The moderator asked if the authors felt that crime novels disenchanted readers in order to re-enchant them all over again? Is evil necessary for this?
Kerry Greenwood’s day job meant that she encountered a lot of crime and became quite comfortable with it. So much of what she encountered was idiocy, not necessarily evil but other days she would need to come home and “disinfect” herself from the day. Phrynne is interested in justice – she’s a hero. Her work is always about producing the just result.
Shane Maloney was asked what his relationship to corruption was (he wasn’t overly sure he had one). In his opinion, murder ramps the stakes up for a “ripping yarn”. He blames WWI for a lack of satisfaction by anything less than a grisly murder. The chat got a bit political then as Murray Whelan is a Labor Party staffer (sort of fitting as we were one week out from a Federal election after a long and very messy campaign) and he said that the Labor Party (who were in power and lost the next week) were full of paradoxes. They were an organisation that contrives to be less than the sum of its parts. He says it’s difficult to tackle real corruption (but that Melbourne is mired in it).
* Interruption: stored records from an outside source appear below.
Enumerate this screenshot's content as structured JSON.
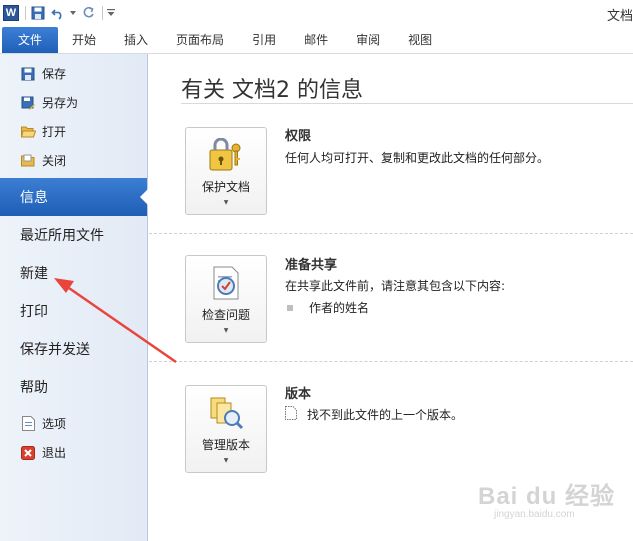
{
  "app": {
    "title": "文档",
    "logo": "W"
  },
  "quick_access": {
    "items": [
      {
        "icon": "word-app-icon"
      },
      {
        "icon": "save-icon"
      },
      {
        "icon": "undo-icon"
      },
      {
        "icon": "redo-icon"
      },
      {
        "icon": "customize-qat-icon"
      }
    ]
  },
  "ribbon": {
    "tabs": [
      "文件",
      "开始",
      "插入",
      "页面布局",
      "引用",
      "邮件",
      "审阅",
      "视图"
    ],
    "active_tab": "文件"
  },
  "nav": {
    "small_top": [
      {
        "label": "保存",
        "icon": "save-icon"
      },
      {
        "label": "另存为",
        "icon": "save-as-icon"
      },
      {
        "label": "打开",
        "icon": "open-folder-icon"
      },
      {
        "label": "关闭",
        "icon": "close-folder-icon"
      }
    ],
    "big": [
      {
        "label": "信息",
        "active": true
      },
      {
        "label": "最近所用文件"
      },
      {
        "label": "新建"
      },
      {
        "label": "打印"
      },
      {
        "label": "保存并发送"
      },
      {
        "label": "帮助"
      }
    ],
    "small_bottom": [
      {
        "label": "选项",
        "icon": "options-icon"
      },
      {
        "label": "退出",
        "icon": "exit-icon"
      }
    ]
  },
  "main": {
    "title": "有关 文档2 的信息",
    "sections": [
      {
        "button_label": "保护文档",
        "button_icon": "lock-keys-icon",
        "title": "权限",
        "description": "任何人均可打开、复制和更改此文档的任何部分。"
      },
      {
        "button_label": "检查问题",
        "button_icon": "inspect-document-icon",
        "title": "准备共享",
        "description": "在共享此文件前，请注意其包含以下内容:",
        "bullet": "作者的姓名"
      },
      {
        "button_label": "管理版本",
        "button_icon": "manage-versions-icon",
        "title": "版本",
        "bullet": "找不到此文件的上一个版本。"
      }
    ]
  },
  "colors": {
    "accent": "#2b6cc4",
    "arrow": "#e8453c"
  },
  "watermark": {
    "main": "Bai du 经验",
    "sub": "jingyan.baidu.com"
  }
}
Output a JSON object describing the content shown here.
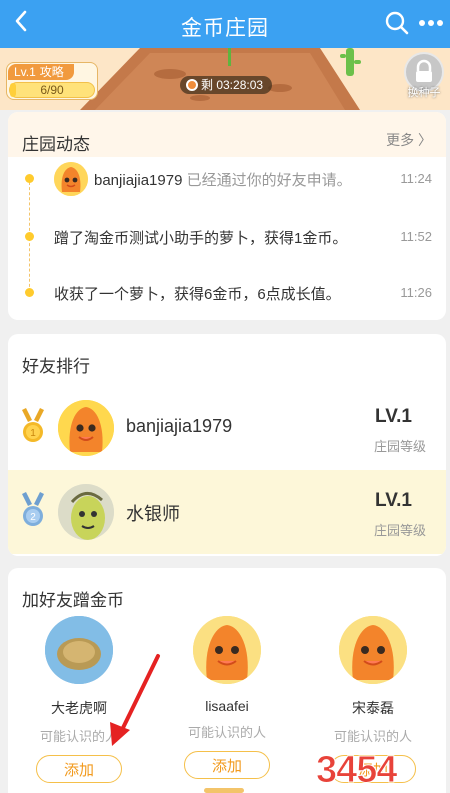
{
  "header": {
    "title": "金币庄园"
  },
  "farm": {
    "level_tag": "Lv.1",
    "level_tag_suffix": "攻略",
    "progress_text": "6/90",
    "progress_fraction": 0.0667,
    "timer": "剩 03:28:03",
    "seed_label": "换种子"
  },
  "news": {
    "title": "庄园动态",
    "more": "更多 〉",
    "items": [
      {
        "user": "banjiajia1979",
        "text": " 已经通过你的好友申请。",
        "time": "11:24"
      },
      {
        "text": "蹭了淘金币测试小助手的萝卜，获得1金币。",
        "time": "11:52"
      },
      {
        "text": "收获了一个萝卜，获得6金币，6点成长值。",
        "time": "11:26"
      }
    ]
  },
  "ranking": {
    "title": "好友排行",
    "rows": [
      {
        "rank": "1",
        "name": "banjiajia1979",
        "level": "LV.1",
        "level_label": "庄园等级"
      },
      {
        "rank": "2",
        "name": "水银师",
        "level": "LV.1",
        "level_label": "庄园等级"
      }
    ]
  },
  "add_friends": {
    "title": "加好友蹭金币",
    "people": [
      {
        "name": "大老虎啊",
        "sub": "可能认识的人",
        "button": "添加"
      },
      {
        "name": "lisaafei",
        "sub": "可能认识的人",
        "button": "添加"
      },
      {
        "name": "宋泰磊",
        "sub": "可能认识的人",
        "button": "添加"
      }
    ]
  },
  "watermark": "3454",
  "colors": {
    "header": "#3ba1f2",
    "accent": "#f29a1d",
    "highlight_row": "#fdf7d9",
    "arrow": "#e52222"
  }
}
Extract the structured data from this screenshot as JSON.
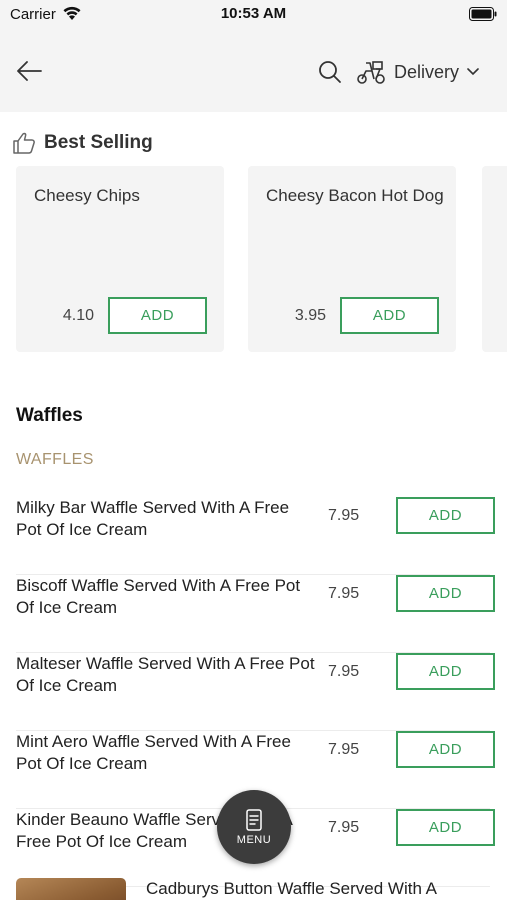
{
  "status": {
    "carrier": "Carrier",
    "time": "10:53 AM"
  },
  "header": {
    "delivery_label": "Delivery"
  },
  "best_selling": {
    "title": "Best Selling",
    "items": [
      {
        "name": "Cheesy Chips",
        "price": "4.10",
        "add_label": "ADD"
      },
      {
        "name": "Cheesy Bacon Hot Dog",
        "price": "3.95",
        "add_label": "ADD"
      }
    ]
  },
  "category": {
    "title": "Waffles",
    "subtitle": "WAFFLES",
    "items": [
      {
        "name": "Milky Bar Waffle Served With A Free Pot Of Ice Cream",
        "price": "7.95",
        "add_label": "ADD"
      },
      {
        "name": "Biscoff Waffle Served With A Free Pot Of Ice Cream",
        "price": "7.95",
        "add_label": "ADD"
      },
      {
        "name": "Malteser Waffle Served With A Free Pot Of Ice Cream",
        "price": "7.95",
        "add_label": "ADD"
      },
      {
        "name": "Mint Aero Waffle Served With A Free Pot Of Ice Cream",
        "price": "7.95",
        "add_label": "ADD"
      },
      {
        "name": "Kinder Beauno Waffle Served With A Free Pot Of Ice Cream",
        "price": "7.95",
        "add_label": "ADD"
      }
    ],
    "partial_item": {
      "name": "Cadburys Button Waffle Served With A"
    }
  },
  "fab": {
    "label": "MENU"
  },
  "colors": {
    "accent_green": "#3a9e5c",
    "subtitle_gold": "#a8936f",
    "fab_bg": "#3c3c3c"
  }
}
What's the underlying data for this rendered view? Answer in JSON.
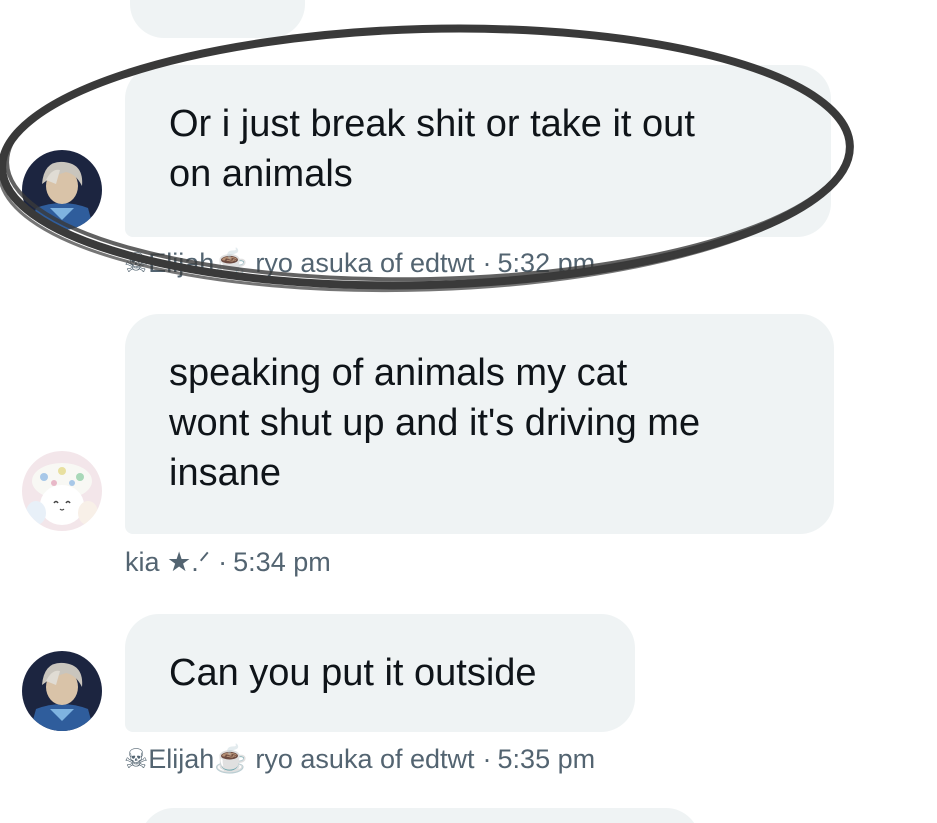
{
  "conversation": {
    "messages": [
      {
        "text": "Or i just break shit or take it out\non animals",
        "sender_prefix": "☠",
        "sender": "Elijah",
        "sender_suffix": "☕",
        "sender_handle": "ryo asuka of edtwt",
        "separator": "·",
        "time": "5:32 pm",
        "avatar": "anime-boy-avatar",
        "highlighted": true
      },
      {
        "text": "speaking of animals my cat\nwont shut up and it's driving me\ninsane",
        "sender": "kia ★.ᐟ",
        "separator": "·",
        "time": "5:34 pm",
        "avatar": "plush-cat-avatar"
      },
      {
        "text": "Can you put it outside",
        "sender_prefix": "☠",
        "sender": "Elijah",
        "sender_suffix": "☕",
        "sender_handle": "ryo asuka of edtwt",
        "separator": "·",
        "time": "5:35 pm",
        "avatar": "anime-boy-avatar"
      }
    ]
  },
  "colors": {
    "bubble": "#eff3f4",
    "text": "#0f1419",
    "meta_text": "#536471",
    "highlight_ring": "#3a3a3a"
  }
}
For Annie Hauxwell, it’s not always apparent what is evil or corrupt. She worked with loan sharks in London during the GFC, kicking in the doors of people loaning £4-500 and yet in the City there were rorts totaling in the millions of pounds. In the UK there’s no ceiling – if you have a license to lend then you can charge whatever interest rate you like. For her, evil comes in many different forms.
A lot of this session strayed from the questions (Kerry Greenwood in particular jumped in a lot, including during questions directed to the other two authors, most notably Shane Maloney, who she was seated next to) and it was quite a funny session, especially from Shane Maloney. He has a very dry, self-deprecating sense of humour and loves poking fun at himself. My husband owns the two Murray Whelan trilogy books and I must read them. I’ve thought about it before because he’s always said how good they are and that I should give them a go. Just another bunch of books to add to the ginormous pile!
That ends my recaps of my sessions at the Melbourne Writers Festival for 2013. I greatly enjoyed the sessions I attended and came away with a lot more books added to my TBR and more that I have noted down for the future. I discovered that I have an interest in non-fiction lurking deep down and I plan to explore this a little more in the future. Part of the reason I enjoy the festival so much is that it does encourage me to try things that I haven’t before, to read more widely. I don’t just choose sessions that fit within the boundaries of what I’m comfortable with and enjoy reading – it’s a great chance to think a bit outside the square and really discover some other things. And so the long wait now begins for the Melbourne Writers Festival of 2014!